[Saved entries]
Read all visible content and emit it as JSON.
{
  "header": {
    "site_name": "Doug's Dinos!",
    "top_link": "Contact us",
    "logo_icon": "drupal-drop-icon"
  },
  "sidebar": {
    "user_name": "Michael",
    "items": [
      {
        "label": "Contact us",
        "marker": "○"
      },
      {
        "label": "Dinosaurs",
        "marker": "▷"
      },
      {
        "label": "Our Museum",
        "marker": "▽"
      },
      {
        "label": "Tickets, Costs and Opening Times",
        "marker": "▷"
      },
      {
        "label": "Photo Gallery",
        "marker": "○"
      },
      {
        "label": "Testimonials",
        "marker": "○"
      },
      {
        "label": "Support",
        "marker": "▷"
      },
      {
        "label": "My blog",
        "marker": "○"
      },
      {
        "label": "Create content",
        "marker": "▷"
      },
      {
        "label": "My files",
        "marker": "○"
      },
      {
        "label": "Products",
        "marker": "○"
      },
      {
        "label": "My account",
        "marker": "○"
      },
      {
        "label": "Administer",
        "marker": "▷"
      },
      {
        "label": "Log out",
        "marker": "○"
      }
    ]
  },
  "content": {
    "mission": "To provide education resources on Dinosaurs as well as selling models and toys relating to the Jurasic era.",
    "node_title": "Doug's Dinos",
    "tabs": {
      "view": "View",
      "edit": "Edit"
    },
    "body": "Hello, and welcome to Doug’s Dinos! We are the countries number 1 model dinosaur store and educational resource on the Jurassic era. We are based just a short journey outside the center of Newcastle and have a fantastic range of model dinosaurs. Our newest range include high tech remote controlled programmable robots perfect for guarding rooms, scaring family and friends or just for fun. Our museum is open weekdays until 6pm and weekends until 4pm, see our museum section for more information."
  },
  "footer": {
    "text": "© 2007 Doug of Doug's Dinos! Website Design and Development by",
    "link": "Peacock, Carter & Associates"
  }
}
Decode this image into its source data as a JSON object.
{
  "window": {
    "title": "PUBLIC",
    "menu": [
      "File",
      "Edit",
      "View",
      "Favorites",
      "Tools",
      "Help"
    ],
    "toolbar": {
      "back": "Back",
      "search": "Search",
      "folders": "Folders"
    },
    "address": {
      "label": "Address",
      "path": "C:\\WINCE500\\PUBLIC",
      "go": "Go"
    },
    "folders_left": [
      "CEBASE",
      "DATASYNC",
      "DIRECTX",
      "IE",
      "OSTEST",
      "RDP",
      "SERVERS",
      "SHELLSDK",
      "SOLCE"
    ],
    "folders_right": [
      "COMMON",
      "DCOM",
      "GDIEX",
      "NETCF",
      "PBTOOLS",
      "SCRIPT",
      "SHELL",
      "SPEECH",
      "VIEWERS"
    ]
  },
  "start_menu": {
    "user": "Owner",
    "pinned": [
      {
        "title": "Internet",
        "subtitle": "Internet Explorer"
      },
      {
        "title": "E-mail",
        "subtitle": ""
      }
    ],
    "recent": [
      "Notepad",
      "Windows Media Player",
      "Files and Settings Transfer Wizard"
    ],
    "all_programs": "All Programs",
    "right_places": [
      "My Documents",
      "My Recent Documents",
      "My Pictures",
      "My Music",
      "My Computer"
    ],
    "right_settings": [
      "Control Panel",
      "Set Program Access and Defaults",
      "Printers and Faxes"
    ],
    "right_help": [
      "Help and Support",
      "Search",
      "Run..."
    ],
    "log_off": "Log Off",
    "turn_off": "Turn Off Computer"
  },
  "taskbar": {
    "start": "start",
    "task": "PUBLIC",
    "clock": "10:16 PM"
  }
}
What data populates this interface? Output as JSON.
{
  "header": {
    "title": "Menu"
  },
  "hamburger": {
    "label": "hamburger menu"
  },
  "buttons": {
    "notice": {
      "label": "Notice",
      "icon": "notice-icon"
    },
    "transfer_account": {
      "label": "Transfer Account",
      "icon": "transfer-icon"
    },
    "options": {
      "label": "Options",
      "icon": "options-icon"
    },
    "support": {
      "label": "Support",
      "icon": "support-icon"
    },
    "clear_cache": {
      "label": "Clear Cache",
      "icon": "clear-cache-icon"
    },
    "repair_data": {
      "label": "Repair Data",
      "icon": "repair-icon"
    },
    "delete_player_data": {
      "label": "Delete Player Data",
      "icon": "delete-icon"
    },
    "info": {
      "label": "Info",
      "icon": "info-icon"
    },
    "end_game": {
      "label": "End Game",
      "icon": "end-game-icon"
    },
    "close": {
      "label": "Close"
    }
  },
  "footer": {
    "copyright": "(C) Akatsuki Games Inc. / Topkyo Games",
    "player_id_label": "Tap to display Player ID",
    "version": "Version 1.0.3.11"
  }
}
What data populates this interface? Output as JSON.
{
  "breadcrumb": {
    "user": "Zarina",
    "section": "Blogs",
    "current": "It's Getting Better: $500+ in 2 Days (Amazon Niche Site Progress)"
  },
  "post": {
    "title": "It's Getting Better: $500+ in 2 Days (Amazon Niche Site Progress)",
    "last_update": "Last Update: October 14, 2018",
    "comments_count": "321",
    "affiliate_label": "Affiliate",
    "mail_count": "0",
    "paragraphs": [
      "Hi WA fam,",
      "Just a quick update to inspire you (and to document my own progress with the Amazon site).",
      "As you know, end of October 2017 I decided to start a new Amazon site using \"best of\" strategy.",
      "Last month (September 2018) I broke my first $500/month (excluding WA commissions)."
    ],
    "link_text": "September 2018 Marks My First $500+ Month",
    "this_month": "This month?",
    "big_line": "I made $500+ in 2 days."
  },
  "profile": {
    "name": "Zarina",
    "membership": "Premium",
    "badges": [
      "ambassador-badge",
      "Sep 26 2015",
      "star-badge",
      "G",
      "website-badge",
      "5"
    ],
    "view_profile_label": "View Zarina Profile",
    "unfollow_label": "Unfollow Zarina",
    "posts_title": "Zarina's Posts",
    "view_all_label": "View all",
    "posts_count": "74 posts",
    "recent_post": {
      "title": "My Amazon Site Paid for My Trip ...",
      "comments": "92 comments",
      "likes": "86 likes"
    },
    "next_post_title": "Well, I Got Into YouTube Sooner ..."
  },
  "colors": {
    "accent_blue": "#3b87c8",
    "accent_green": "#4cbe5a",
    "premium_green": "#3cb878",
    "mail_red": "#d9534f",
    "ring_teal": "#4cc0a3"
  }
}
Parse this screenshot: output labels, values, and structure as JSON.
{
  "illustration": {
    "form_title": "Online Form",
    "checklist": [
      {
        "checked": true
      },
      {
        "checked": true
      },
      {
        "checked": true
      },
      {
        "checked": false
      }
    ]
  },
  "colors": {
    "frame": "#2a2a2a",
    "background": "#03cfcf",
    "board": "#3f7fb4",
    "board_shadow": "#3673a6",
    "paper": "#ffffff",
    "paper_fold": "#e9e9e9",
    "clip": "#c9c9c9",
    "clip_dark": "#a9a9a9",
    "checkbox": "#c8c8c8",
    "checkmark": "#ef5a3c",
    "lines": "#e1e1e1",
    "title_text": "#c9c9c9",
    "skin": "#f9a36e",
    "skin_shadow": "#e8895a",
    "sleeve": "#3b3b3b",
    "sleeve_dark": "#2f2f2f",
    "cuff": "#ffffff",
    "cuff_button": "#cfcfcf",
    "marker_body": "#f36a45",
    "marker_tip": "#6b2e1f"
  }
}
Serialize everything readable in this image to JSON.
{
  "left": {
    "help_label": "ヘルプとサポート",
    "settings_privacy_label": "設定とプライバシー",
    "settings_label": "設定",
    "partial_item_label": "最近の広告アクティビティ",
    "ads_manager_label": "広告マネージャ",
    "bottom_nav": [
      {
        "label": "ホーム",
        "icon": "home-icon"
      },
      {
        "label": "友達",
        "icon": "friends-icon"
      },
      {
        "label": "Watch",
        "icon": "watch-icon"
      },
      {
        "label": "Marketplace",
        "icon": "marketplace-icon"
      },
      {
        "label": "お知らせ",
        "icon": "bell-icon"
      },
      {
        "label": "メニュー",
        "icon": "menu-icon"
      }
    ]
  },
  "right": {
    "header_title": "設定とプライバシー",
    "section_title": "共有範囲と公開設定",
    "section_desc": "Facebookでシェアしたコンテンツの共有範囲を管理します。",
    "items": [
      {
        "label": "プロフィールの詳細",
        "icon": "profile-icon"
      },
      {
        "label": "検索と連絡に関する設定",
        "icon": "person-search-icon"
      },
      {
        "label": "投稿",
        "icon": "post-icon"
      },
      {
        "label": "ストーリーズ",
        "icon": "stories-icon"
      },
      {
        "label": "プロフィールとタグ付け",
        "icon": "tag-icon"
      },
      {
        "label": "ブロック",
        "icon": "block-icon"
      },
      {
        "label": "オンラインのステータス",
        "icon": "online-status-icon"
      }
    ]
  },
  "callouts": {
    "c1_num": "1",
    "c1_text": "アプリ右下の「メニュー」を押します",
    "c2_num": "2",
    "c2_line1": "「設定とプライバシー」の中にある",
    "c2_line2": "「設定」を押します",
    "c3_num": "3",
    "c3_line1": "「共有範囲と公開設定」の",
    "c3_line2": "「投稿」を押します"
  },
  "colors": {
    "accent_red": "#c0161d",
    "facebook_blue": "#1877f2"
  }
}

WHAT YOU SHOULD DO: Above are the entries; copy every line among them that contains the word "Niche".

OUTPUT FOR THIS EXERCISE:
    "current": "It's Getting Better: $500+ in 2 Days (Amazon Niche Site Progress)"
    "title": "It's Getting Better: $500+ in 2 Days (Amazon Niche Site Progress)",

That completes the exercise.